Sainsbury's fined for bad parking

Sainsbury’s has been fined £4,000 after delivery lorries to one of its Rugby stores repeatedly parked on a pavement, breaching a planning notice.

The supermarket was found guilty of four breaches of the condition notice at a hearing at Warwickshire Justice Centre on 5 January.

The council said it was the third time the store had been prosecuted for the breach after magistrates imposed fines in April and September 2015.

The court heard the store had been granted planning permission with the condition that all delivery vehicles parked in the boundary of the site while unloading.

However, from August 2012 the council received complaints about vehicles parking on Hillmorton Road while making deliveries.

A breach of condition notice was served in August 2013 and the supermarket was fined £1,000 and a further £2,000 for breaches.

In January, Sainsbury’s was found guilty, in its absence, of a further four breaches in October and November 2015. Magistrates fined the store £1,000 for each breach, ordered it to pay a £100 victim surcharge and £384 costs.

Councillor Heather Timms, the Rugby Borough Council portfolio holder for development, said: “This condition was included in the planning permission granted to Sainsbury’s to ensure the safety of pedestrians and drivers on Hillmorton Road. Our planning enforcement team aims to resolve issues through constructive dialogue, but unfortunately we have been forced to take the matter to court.”

A Sainsbury’s spokeswoman said: “This was a third-party supplier delivering to our store and we have reinforced the fact with the supplier that all delivery vehicles should be parked in a responsible manner and according to our planning conditions.”

Operators warned to rethink drink-driving policies

Operators have always had a duty under O-licensing rules to take reasonable steps to ensure their drivers, not just vehicles, are not breaking the law. But with the UK government planning to crack down on drink and drug driving even harder, this responsibility has never been more pertinent.

Hauliers are urged to be more vigilant when it comes to testing their drivers for drugs and alcohol, despite there being no legal requirement to have an alcohol and drugs testing policy in place.

A law limiting the amount of illegal and prescribed drugs in a driver’s bloodstream came into force for the first time in England and Wales last year, prompting a lawyer to urge hauliers to update their policies on drugs and prescription medicine.

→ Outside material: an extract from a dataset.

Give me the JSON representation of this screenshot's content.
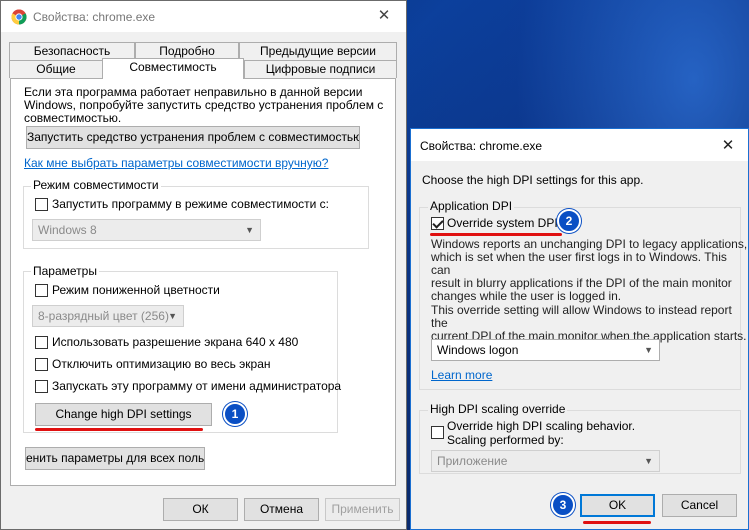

The blood alcohol limit for driving in in England and Wales – 80mg of alcohol per 100ml of blood - has remained unchanged since 1966, but other provinces have recently tightened up the rules on the amount of alcohol drivers are allowed to consume. The legal limit in Scotland has been 50mg per 100ml of blood for all drivers since December 2014, and Northern Ireland will soon have a 20mg per 100ml blood alcohol limit in place for commercial drivers.

But the limit still remains much higher than for commercial drivers in other industries- train drivers and airline pilots have to adhere to a limit roughly a quarter of the current drink-driving limit in England and Wales. The limit in England and Wales is also much higher than most other EU countries.

So what should operators do to make sure they can cover themselves should a driver be caught breaking drink-driving laws? Even though there are no strict rules surrounding drug and alcohol tests in the workplace, employers have a duty under the Health and Safety at Work Act 1974 to ensure the health and safety of their employees. The employer would have committed an offence if they have allowed the consumption of alcohol or drugs to put others at risk.

The Transport Law Blog recommends that operators consider various methods of testing their staff, either by random checks or on a routine basis. Agreement from the workforce must be obtained before tests are made, and tests should also include those who operate heavy machinery- not just truck drivers.